- Exercise: Could you please write out each line of the records exactly, minus the pictures?

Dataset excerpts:
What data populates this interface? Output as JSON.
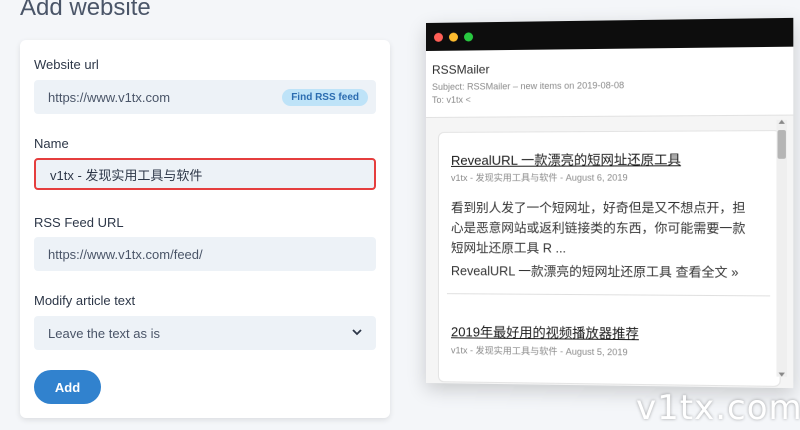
{
  "page": {
    "title": "Add website"
  },
  "form": {
    "url_label": "Website url",
    "url_value": "https://www.v1tx.com",
    "find_rss_label": "Find RSS feed",
    "name_label": "Name",
    "name_value": "v1tx - 发现实用工具与软件",
    "rss_label": "RSS Feed URL",
    "rss_value": "https://www.v1tx.com/feed/",
    "modify_label": "Modify article text",
    "modify_value": "Leave the text as is",
    "add_button": "Add"
  },
  "mail": {
    "from": "RSSMailer",
    "subject": "Subject: RSSMailer – new items on 2019-08-08",
    "to": "To: v1tx <",
    "window_dots": {
      "close": "#ff5f57",
      "minimize": "#febc2e",
      "maximize": "#28c840"
    },
    "articles": [
      {
        "title": "RevealURL 一款漂亮的短网址还原工具",
        "meta": "v1tx - 发现实用工具与软件 - August 6, 2019",
        "excerpt": "看到别人发了一个短网址，好奇但是又不想点开，担心是恶意网站或返利链接类的东西，你可能需要一款短网址还原工具 R ...",
        "more": "RevealURL 一款漂亮的短网址还原工具 查看全文 »"
      },
      {
        "title": "2019年最好用的视频播放器推荐",
        "meta": "v1tx - 发现实用工具与软件 - August 5, 2019"
      }
    ]
  },
  "watermark": "v1tx.com",
  "colors": {
    "accent": "#3182ce",
    "focus_border": "#e53e3e",
    "field_bg": "#edf2f7"
  }
}
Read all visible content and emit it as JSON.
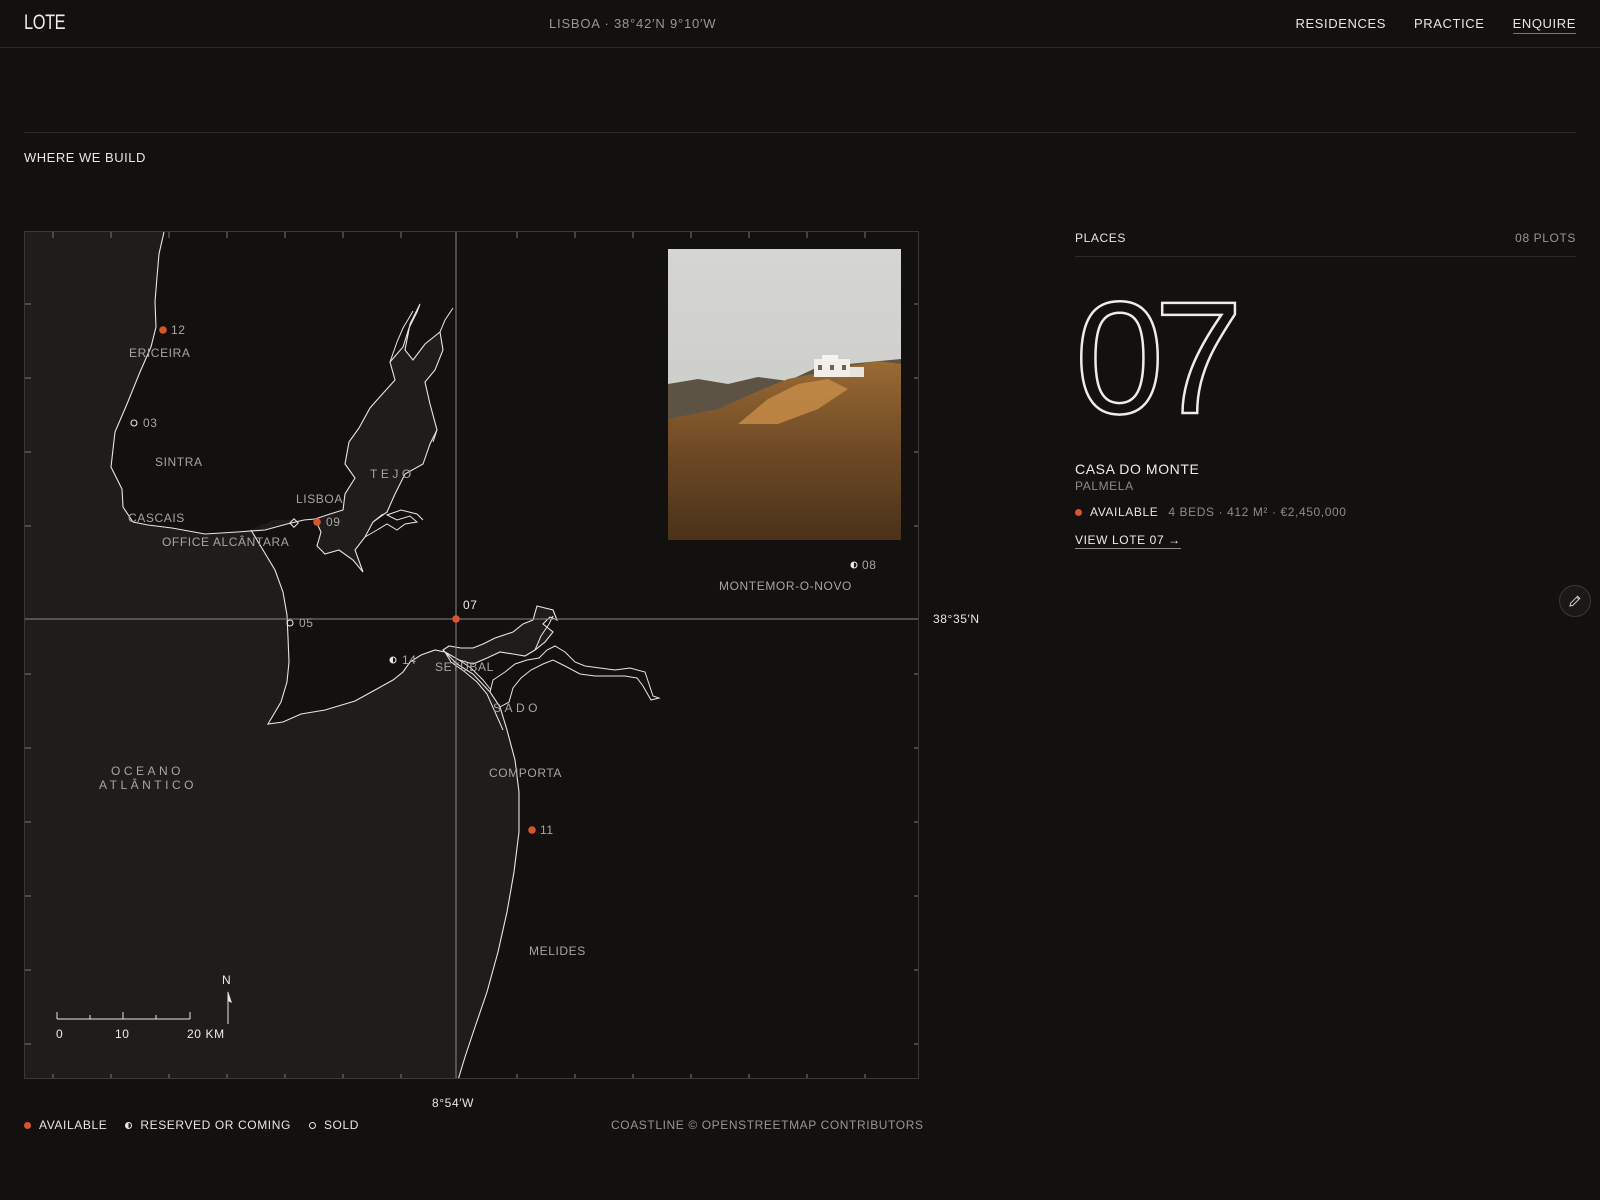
{
  "header": {
    "logo": "LOTE",
    "location": "LISBOA · 38°42′N 9°10′W",
    "nav": [
      {
        "label": "RESIDENCES",
        "active": false
      },
      {
        "label": "PRACTICE",
        "active": false
      },
      {
        "label": "ENQUIRE",
        "active": true
      }
    ]
  },
  "section": {
    "title": "WHERE WE BUILD"
  },
  "map": {
    "places": [
      "ERICEIRA",
      "SINTRA",
      "CASCAIS",
      "LISBOA",
      "OFFICE ALCÂNTARA",
      "TEJO",
      "MONTEMOR-O-NOVO",
      "SETÚBAL",
      "SADO",
      "COMPORTA",
      "MELIDES"
    ],
    "ocean": [
      "OCEANO",
      "ATLÂNTICO"
    ],
    "plots": [
      {
        "num": "12",
        "status": "available"
      },
      {
        "num": "03",
        "status": "sold"
      },
      {
        "num": "09",
        "status": "available"
      },
      {
        "num": "05",
        "status": "sold"
      },
      {
        "num": "07",
        "status": "available",
        "selected": true
      },
      {
        "num": "14",
        "status": "reserved"
      },
      {
        "num": "08",
        "status": "reserved"
      },
      {
        "num": "11",
        "status": "available"
      }
    ],
    "latitude": "38°35′N",
    "longitude": "8°54′W",
    "scale": {
      "ticks": [
        "0",
        "10",
        "20 KM"
      ]
    },
    "north": "N",
    "credit": "COASTLINE © OPENSTREETMAP CONTRIBUTORS",
    "legend": {
      "available": "AVAILABLE",
      "reserved": "RESERVED OR COMING",
      "sold": "SOLD"
    }
  },
  "panel": {
    "title": "PLACES",
    "count": "08 PLOTS",
    "selected": {
      "number": "07",
      "name": "CASA DO MONTE",
      "place": "PALMELA",
      "status": "AVAILABLE",
      "specs": "4 BEDS · 412 M² · €2,450,000",
      "link": "VIEW LOTE 07 →"
    }
  },
  "colors": {
    "background": "#121110",
    "land": "#121110",
    "sea": "#1e1d1c",
    "accent": "#d9542c",
    "text": "#e9e6df",
    "muted": "#9a968f"
  },
  "icons": {
    "edit": "pencil-icon",
    "north": "north-arrow-icon"
  }
}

- Response to this task:
What data populates this interface? Output as JSON.
{
  "page": {
    "title": "Add website"
  },
  "form": {
    "url_label": "Website url",
    "url_value": "https://www.v1tx.com",
    "find_rss_label": "Find RSS feed",
    "name_label": "Name",
    "name_value": "v1tx - 发现实用工具与软件",
    "rss_label": "RSS Feed URL",
    "rss_value": "https://www.v1tx.com/feed/",
    "modify_label": "Modify article text",
    "modify_value": "Leave the text as is",
    "add_button": "Add"
  },
  "mail": {
    "from": "RSSMailer",
    "subject": "Subject: RSSMailer – new items on 2019-08-08",
    "to": "To: v1tx <",
    "window_dots": {
      "close": "#ff5f57",
      "minimize": "#febc2e",
      "maximize": "#28c840"
    },
    "articles": [
      {
        "title": "RevealURL 一款漂亮的短网址还原工具",
        "meta": "v1tx - 发现实用工具与软件 - August 6, 2019",
        "excerpt": "看到别人发了一个短网址，好奇但是又不想点开，担心是恶意网站或返利链接类的东西，你可能需要一款短网址还原工具 R ...",
        "more": "RevealURL 一款漂亮的短网址还原工具 查看全文 »"
      },
      {
        "title": "2019年最好用的视频播放器推荐",
        "meta": "v1tx - 发现实用工具与软件 - August 5, 2019"
      }
    ]
  },
  "watermark": "v1tx.com",
  "colors": {
    "accent": "#3182ce",
    "focus_border": "#e53e3e",
    "field_bg": "#edf2f7"
  }
}
Read all visible content and emit it as JSON.
{
  "header": {
    "logo": "LOTE",
    "location": "LISBOA · 38°42′N 9°10′W",
    "nav": [
      {
        "label": "RESIDENCES",
        "active": false
      },
      {
        "label": "PRACTICE",
        "active": false
      },
      {
        "label": "ENQUIRE",
        "active": true
      }
    ]
  },
  "section": {
    "title": "WHERE WE BUILD"
  },
  "map": {
    "places": [
      "ERICEIRA",
      "SINTRA",
      "CASCAIS",
      "LISBOA",
      "OFFICE ALCÂNTARA",
      "TEJO",
      "MONTEMOR-O-NOVO",
      "SETÚBAL",
      "SADO",
      "COMPORTA",
      "MELIDES"
    ],
    "ocean": [
      "OCEANO",
      "ATLÂNTICO"
    ],
    "plots": [
      {
        "num": "12",
        "status": "available"
      },
      {
        "num": "03",
        "status": "sold"
      },
      {
        "num": "09",
        "status": "available"
      },
      {
        "num": "05",
        "status": "sold"
      },
      {
        "num": "07",
        "status": "available",
        "selected": true
      },
      {
        "num": "14",
        "status": "reserved"
      },
      {
        "num": "08",
        "status": "reserved"
      },
      {
        "num": "11",
        "status": "available"
      }
    ],
    "latitude": "38°35′N",
    "longitude": "8°54′W",
    "scale": {
      "ticks": [
        "0",
        "10",
        "20 KM"
      ]
    },
    "north": "N",
    "credit": "COASTLINE © OPENSTREETMAP CONTRIBUTORS",
    "legend": {
      "available": "AVAILABLE",
      "reserved": "RESERVED OR COMING",
      "sold": "SOLD"
    }
  },
  "panel": {
    "title": "PLACES",
    "count": "08 PLOTS",
    "selected": {
      "number": "07",
      "name": "CASA DO MONTE",
      "place": "PALMELA",
      "status": "AVAILABLE",
      "specs": "4 BEDS · 412 M² · €2,450,000",
      "link": "VIEW LOTE 07 →"
    }
  },
  "colors": {
    "background": "#121110",
    "land": "#121110",
    "sea": "#1e1d1c",
    "accent": "#d9542c",
    "text": "#e9e6df",
    "muted": "#9a968f"
  },
  "icons": {
    "edit": "pencil-icon",
    "north": "north-arrow-icon"
  }
}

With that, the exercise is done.